* [DATASET EXTRACT]
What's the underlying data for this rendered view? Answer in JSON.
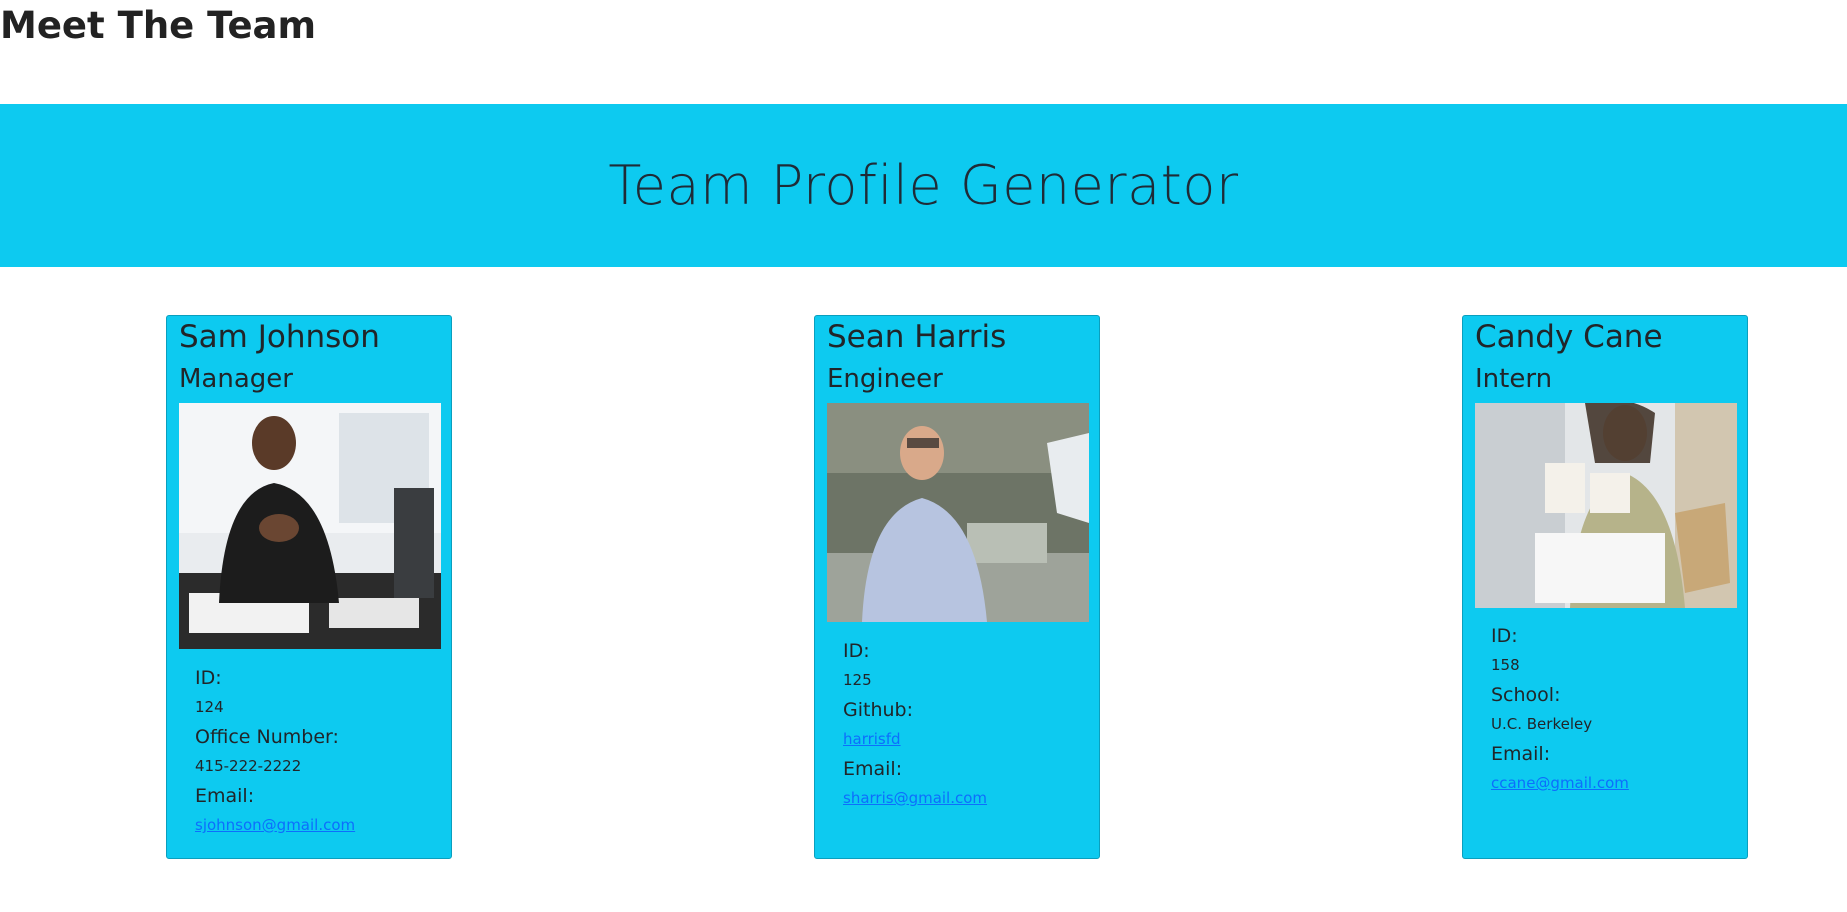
{
  "page": {
    "heading": "Meet The Team"
  },
  "banner": {
    "title": "Team Profile Generator",
    "color": "#0dcaf0"
  },
  "cards": [
    {
      "name": "Sam Johnson",
      "role": "Manager",
      "photo": "manager-photo",
      "fields": [
        {
          "label": "ID:",
          "value": "124"
        },
        {
          "label": "Office Number:",
          "value": "415-222-2222"
        },
        {
          "label": "Email:",
          "value": "sjohnson@gmail.com",
          "link": true
        }
      ]
    },
    {
      "name": "Sean Harris",
      "role": "Engineer",
      "photo": "engineer-photo",
      "fields": [
        {
          "label": "ID:",
          "value": "125"
        },
        {
          "label": "Github:",
          "value": "harrisfd",
          "link": true
        },
        {
          "label": "Email:",
          "value": "sharris@gmail.com",
          "link": true
        }
      ]
    },
    {
      "name": "Candy Cane",
      "role": "Intern",
      "photo": "intern-photo",
      "fields": [
        {
          "label": "ID:",
          "value": "158"
        },
        {
          "label": "School:",
          "value": "U.C. Berkeley"
        },
        {
          "label": "Email:",
          "value": "ccane@gmail.com",
          "link": true
        }
      ]
    }
  ],
  "colors": {
    "card_bg": "#0dcaf0",
    "link": "#0d6efd",
    "text": "#212529"
  }
}
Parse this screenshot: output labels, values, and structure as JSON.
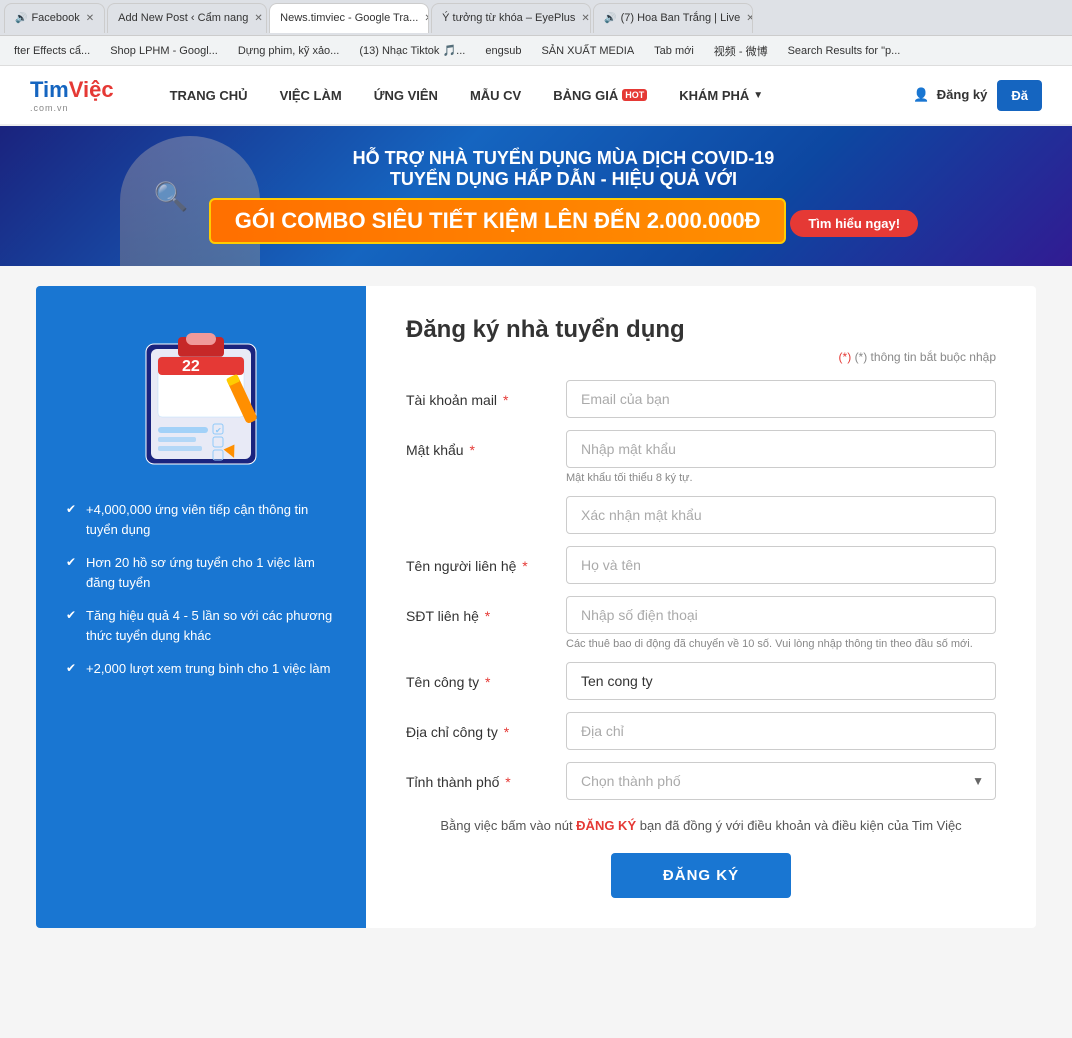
{
  "browser": {
    "tabs": [
      {
        "label": "Facebook",
        "active": false,
        "audio": true
      },
      {
        "label": "Add New Post ‹ Cẩm nang",
        "active": false,
        "audio": false
      },
      {
        "label": "News.timviec - Google Tra...",
        "active": true,
        "audio": false
      },
      {
        "label": "Ý tưởng từ khóa – EyePlus",
        "active": false,
        "audio": false
      },
      {
        "label": "(7) Hoa Ban Trắng | Live",
        "active": false,
        "audio": true
      }
    ],
    "bookmarks": [
      "fter Effects cẩ...",
      "Shop LPHM - Googl...",
      "Dựng phim, kỹ xảo...",
      "(13) Nhạc Tiktok 🎵...",
      "engsub",
      "SẢN XUẤT MEDIA",
      "Tab mới",
      "视频 - 微博",
      "Search Results for \"p..."
    ]
  },
  "header": {
    "logo": "TimViệc",
    "logo_sub": ".com.vn",
    "nav_items": [
      "TRANG CHỦ",
      "VIỆC LÀM",
      "ỨNG VIÊN",
      "MẪU CV",
      "BẢNG GIÁ",
      "KHÁM PHÁ"
    ],
    "bảng_giá_badge": "HOT",
    "btn_dangky": "Đăng ký",
    "btn_dangnhap": "Đă"
  },
  "banner": {
    "line1": "HỖ TRỢ NHÀ TUYỂN DỤNG MÙA DỊCH COVID-19",
    "line2": "TUYỂN DỤNG HẤP DẪN - HIỆU QUẢ VỚI",
    "cta": "GÓI COMBO SIÊU TIẾT KIỆM LÊN ĐẾN 2.000.000Đ",
    "btn": "Tìm hiểu ngay!"
  },
  "left_panel": {
    "features": [
      "+4,000,000 ứng viên tiếp cận thông tin tuyển dụng",
      "Hơn 20 hồ sơ ứng tuyển cho 1 việc làm đăng tuyển",
      "Tăng hiệu quả 4 - 5 lần so với các phương thức tuyển dụng khác",
      "+2,000 lượt xem trung bình cho 1 việc làm"
    ]
  },
  "form": {
    "title": "Đăng ký nhà tuyển dụng",
    "required_note": "(*) thông tin bắt buộc nhập",
    "fields": {
      "email_label": "Tài khoản mail",
      "email_placeholder": "Email của bạn",
      "password_label": "Mật khẩu",
      "password_placeholder": "Nhập mật khẩu",
      "password_hint": "Mật khẩu tối thiểu 8 ký tự.",
      "confirm_placeholder": "Xác nhận mật khẩu",
      "contact_label": "Tên người liên hệ",
      "contact_placeholder": "Họ và tên",
      "phone_label": "SĐT liên hệ",
      "phone_placeholder": "Nhập số điện thoại",
      "phone_hint": "Các thuê bao di động đã chuyển về 10 số. Vui lòng nhập thông tin theo đầu số mới.",
      "company_label": "Tên công ty",
      "company_placeholder": "Tên công ty",
      "company_value": "Ten cong ty",
      "address_label": "Địa chỉ công ty",
      "address_placeholder": "Địa chỉ",
      "city_label": "Tỉnh thành phố",
      "city_placeholder": "Chọn thành phố"
    },
    "agreement": "Bằng việc bấm vào nút \"ĐĂNG KÝ\" bạn đã đồng ý với điều khoản và điều kiện của Tim Việc",
    "agreement_highlight": "ĐĂNG KÝ",
    "submit_btn": "ĐĂNG KÝ"
  }
}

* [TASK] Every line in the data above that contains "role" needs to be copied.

* [ANSWER SPACE]
      "role": "Manager",
      "role": "Engineer",
      "role": "Intern",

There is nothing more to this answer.